In typical Wigan fashion, it’s semifinal win over Millwall last month — the high point in the club’s history — was overshadowed by pathetic Millwall fans fighting among themselves.
As nice as it would be for Wigan, which never gets any respect in England despite finding a way to hang around (like George Costanza in the basement of PlayNow Sports) in the Premier League going on seven seasons, winning the FA Cup would be secondary to staying up for another season in the top flight. Claiming the FA Cup might mean some kind of “magic,” but that doesn’t translate into the millions and millions dollars the Premier League’s TV contract is worth.
It means Wigan manager Roberto Martinez, a club icon as both a player and manager, must juggle the club’s highest-profile’s game on Saturday with a do-or-die match on Tuesday at the Emirates vs. Arsenal. It speaks to the diminished standing of the FA Cup if Martinez starts a second-choice or weakened lineup in order to save his top players for the Arsenal game.
The grim reality is placing 17th in the 20-team Premier League trumps the glory and magic of hoisting the world’s oldest knockout soccer trophy.
For Manchester City it’s been a season where Mancini’s signings, aside from Matija Nastasić, have underwhelmed. Vincent Kompany, David Silva and keeper Joe Hart, have regressed from last year’s title-winning form. Only Sergio Agüero has lived up to his billing up top, scoring 16 goals across all competitions, as the rest of City’s forwards have underwhelmed.
A second-place finish in the Premier League and placing last in their Champions League group are not the plans Sheikh Mansour had for his English soccer plaything this season and why Mancini will likely get the ax.
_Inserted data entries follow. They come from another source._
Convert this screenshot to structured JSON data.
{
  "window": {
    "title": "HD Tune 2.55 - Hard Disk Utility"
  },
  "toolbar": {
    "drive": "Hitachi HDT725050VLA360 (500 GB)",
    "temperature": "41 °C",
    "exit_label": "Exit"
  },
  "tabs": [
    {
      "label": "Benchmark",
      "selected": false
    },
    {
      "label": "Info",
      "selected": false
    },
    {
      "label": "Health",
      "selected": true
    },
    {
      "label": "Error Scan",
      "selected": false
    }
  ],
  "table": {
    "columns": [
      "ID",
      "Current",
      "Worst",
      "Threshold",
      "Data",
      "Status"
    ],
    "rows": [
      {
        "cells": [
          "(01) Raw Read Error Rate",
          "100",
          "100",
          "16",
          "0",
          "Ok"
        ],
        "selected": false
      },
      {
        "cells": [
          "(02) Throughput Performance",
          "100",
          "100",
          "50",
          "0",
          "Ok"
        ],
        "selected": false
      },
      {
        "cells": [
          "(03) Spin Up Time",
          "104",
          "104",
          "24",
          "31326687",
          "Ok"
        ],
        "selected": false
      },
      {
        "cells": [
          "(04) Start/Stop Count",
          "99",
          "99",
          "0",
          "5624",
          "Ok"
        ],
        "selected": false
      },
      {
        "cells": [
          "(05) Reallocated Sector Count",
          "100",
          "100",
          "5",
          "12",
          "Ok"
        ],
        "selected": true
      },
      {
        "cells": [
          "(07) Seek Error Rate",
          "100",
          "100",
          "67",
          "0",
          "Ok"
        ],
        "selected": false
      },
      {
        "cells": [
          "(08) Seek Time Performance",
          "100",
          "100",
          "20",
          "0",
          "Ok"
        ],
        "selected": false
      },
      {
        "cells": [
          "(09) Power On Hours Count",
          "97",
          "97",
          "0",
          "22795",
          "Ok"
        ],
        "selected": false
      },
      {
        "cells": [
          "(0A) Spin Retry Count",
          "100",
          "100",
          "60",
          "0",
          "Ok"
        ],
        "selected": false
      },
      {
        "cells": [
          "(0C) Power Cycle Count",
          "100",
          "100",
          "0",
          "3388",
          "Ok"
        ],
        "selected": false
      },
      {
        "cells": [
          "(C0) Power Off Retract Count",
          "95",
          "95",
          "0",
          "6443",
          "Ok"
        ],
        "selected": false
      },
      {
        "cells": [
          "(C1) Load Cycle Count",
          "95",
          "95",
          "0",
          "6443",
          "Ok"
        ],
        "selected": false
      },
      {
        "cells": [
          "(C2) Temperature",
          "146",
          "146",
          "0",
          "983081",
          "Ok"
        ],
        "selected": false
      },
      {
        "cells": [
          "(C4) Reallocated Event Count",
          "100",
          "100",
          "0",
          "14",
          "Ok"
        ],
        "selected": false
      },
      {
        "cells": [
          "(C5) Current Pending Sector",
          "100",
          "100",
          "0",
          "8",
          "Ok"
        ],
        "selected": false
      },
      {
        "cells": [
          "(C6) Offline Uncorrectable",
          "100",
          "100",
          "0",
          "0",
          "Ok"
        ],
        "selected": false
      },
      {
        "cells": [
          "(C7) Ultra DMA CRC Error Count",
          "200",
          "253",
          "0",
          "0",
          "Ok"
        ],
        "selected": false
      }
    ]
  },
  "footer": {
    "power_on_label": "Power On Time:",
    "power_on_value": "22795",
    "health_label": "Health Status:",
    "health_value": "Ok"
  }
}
Figure City still gets its consolation prize with relative ease. Sorry Wigan.